### Brief
Output every line of the entries from the line containing "Enumerate this screenshot's" through the last, exactly, with no other content.

* * *

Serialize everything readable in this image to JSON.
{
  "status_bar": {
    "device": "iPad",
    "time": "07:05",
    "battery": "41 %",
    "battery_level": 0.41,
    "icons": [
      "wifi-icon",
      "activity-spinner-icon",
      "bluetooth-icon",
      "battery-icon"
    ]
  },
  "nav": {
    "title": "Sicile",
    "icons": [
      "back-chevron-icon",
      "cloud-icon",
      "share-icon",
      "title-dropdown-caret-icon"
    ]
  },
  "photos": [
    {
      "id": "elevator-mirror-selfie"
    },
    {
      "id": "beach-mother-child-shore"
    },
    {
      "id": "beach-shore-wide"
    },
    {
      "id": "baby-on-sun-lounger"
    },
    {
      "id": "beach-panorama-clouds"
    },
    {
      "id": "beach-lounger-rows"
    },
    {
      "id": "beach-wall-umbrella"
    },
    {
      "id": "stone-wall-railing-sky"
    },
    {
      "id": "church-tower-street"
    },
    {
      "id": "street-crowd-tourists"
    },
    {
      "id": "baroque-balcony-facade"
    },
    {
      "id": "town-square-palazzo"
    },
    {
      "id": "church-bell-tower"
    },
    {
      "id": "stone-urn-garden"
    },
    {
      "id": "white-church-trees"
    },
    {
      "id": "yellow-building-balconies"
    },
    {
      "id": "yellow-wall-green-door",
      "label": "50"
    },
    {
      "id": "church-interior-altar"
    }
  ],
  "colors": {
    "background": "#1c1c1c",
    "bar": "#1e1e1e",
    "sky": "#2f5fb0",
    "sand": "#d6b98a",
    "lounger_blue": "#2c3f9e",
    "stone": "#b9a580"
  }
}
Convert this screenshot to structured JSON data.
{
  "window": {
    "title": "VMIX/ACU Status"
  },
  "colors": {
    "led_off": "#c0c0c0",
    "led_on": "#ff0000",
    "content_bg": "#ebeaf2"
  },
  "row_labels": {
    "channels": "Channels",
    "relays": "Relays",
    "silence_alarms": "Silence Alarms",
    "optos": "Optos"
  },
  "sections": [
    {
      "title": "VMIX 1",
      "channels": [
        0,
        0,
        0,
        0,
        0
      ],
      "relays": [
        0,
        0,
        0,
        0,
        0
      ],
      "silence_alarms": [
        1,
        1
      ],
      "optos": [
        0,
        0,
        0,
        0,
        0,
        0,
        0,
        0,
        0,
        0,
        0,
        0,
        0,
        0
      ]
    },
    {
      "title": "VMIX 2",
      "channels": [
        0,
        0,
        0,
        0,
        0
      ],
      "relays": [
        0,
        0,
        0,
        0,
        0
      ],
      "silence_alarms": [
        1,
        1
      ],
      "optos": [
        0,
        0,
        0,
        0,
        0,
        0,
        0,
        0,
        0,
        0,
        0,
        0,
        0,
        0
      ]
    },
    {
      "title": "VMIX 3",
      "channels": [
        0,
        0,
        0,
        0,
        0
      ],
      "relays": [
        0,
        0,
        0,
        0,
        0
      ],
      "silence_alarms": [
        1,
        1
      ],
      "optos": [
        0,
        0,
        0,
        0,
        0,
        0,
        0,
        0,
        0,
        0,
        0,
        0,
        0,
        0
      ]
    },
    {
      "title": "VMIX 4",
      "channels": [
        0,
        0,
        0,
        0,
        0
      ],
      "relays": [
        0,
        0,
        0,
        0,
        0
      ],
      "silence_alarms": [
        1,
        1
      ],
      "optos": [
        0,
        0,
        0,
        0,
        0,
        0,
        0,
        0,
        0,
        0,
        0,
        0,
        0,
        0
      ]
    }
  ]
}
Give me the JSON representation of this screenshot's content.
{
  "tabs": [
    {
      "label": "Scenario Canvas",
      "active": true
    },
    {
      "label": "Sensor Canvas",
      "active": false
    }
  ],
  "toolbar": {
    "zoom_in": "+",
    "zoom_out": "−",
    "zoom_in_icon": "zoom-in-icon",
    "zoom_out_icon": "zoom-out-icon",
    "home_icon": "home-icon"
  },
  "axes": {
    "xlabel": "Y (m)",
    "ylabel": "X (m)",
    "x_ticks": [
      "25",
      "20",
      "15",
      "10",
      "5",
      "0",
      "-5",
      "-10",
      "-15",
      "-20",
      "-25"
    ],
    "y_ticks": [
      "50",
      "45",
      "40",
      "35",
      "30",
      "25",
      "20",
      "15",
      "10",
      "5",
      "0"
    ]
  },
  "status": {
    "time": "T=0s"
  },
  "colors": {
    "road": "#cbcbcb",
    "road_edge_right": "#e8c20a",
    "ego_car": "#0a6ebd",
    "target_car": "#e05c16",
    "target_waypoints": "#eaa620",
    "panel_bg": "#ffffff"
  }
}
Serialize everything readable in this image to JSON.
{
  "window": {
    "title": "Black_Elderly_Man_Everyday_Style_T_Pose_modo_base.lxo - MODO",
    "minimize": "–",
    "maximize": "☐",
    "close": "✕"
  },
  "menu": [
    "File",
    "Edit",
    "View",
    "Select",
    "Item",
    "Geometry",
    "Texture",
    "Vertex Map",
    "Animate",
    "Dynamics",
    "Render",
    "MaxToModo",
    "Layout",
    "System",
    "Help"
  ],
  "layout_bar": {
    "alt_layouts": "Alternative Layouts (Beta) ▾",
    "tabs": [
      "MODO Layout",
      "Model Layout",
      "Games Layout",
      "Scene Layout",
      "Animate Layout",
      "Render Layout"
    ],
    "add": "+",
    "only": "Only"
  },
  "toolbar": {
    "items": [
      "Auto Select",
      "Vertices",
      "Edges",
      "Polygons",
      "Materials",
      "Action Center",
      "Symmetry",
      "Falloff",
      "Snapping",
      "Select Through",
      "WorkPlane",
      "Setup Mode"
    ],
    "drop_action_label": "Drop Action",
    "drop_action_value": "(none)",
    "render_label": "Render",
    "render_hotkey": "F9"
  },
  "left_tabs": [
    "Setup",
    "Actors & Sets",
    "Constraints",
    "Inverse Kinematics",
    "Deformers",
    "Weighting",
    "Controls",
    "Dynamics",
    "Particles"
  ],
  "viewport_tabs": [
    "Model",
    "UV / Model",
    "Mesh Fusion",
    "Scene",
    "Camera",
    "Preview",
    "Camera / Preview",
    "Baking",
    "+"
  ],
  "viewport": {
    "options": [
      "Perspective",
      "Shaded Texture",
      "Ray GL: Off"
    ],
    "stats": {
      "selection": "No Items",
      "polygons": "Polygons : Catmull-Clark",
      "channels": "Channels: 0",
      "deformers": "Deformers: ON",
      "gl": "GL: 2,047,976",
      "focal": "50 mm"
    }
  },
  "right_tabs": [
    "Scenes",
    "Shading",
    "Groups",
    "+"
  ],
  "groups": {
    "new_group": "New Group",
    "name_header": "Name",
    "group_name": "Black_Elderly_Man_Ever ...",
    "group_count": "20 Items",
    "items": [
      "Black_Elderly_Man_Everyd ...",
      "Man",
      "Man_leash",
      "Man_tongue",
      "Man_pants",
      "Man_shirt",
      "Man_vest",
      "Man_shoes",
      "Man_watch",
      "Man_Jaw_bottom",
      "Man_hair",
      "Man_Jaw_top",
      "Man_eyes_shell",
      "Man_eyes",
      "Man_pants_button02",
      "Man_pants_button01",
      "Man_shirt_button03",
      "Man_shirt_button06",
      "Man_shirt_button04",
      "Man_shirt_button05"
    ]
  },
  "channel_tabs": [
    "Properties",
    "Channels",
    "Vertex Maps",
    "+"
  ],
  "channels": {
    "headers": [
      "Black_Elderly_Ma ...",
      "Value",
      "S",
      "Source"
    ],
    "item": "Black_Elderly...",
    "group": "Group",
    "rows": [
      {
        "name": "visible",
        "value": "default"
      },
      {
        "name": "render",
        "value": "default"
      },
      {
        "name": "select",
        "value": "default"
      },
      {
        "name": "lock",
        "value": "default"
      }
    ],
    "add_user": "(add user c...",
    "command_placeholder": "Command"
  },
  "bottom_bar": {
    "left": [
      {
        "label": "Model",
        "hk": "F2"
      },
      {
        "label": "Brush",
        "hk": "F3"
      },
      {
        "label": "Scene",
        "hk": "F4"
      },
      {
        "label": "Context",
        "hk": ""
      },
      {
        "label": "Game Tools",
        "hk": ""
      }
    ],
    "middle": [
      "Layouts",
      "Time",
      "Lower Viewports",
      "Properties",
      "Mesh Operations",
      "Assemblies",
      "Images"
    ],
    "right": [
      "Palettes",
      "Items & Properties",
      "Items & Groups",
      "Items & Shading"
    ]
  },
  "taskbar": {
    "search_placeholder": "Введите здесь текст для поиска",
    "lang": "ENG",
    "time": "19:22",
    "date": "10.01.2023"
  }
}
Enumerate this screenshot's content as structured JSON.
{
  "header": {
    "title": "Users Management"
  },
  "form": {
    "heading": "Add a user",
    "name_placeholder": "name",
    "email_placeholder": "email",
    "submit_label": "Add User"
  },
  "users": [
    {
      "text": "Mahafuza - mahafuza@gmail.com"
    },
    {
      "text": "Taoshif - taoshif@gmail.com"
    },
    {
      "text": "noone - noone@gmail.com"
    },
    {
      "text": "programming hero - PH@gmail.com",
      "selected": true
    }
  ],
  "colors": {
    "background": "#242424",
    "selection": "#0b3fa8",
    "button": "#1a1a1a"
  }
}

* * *

### Result
Enumerate this screenshot's content as structured JSON.
{
  "header": {
    "title": "Users Management"
  },
  "form": {
    "heading": "Add a user",
    "name_placeholder": "name",
    "email_placeholder": "email",
    "submit_label": "Add User"
  },
  "users": [
    {
      "text": "Mahafuza - mahafuza@gmail.com"
    },
    {
      "text": "Taoshif - taoshif@gmail.com"
    },
    {
      "text": "noone - noone@gmail.com"
    },
    {
      "text": "programming hero - PH@gmail.com",
      "selected": true
    }
  ],
  "colors": {
    "background": "#242424",
    "selection": "#0b3fa8",
    "button": "#1a1a1a"
  }
}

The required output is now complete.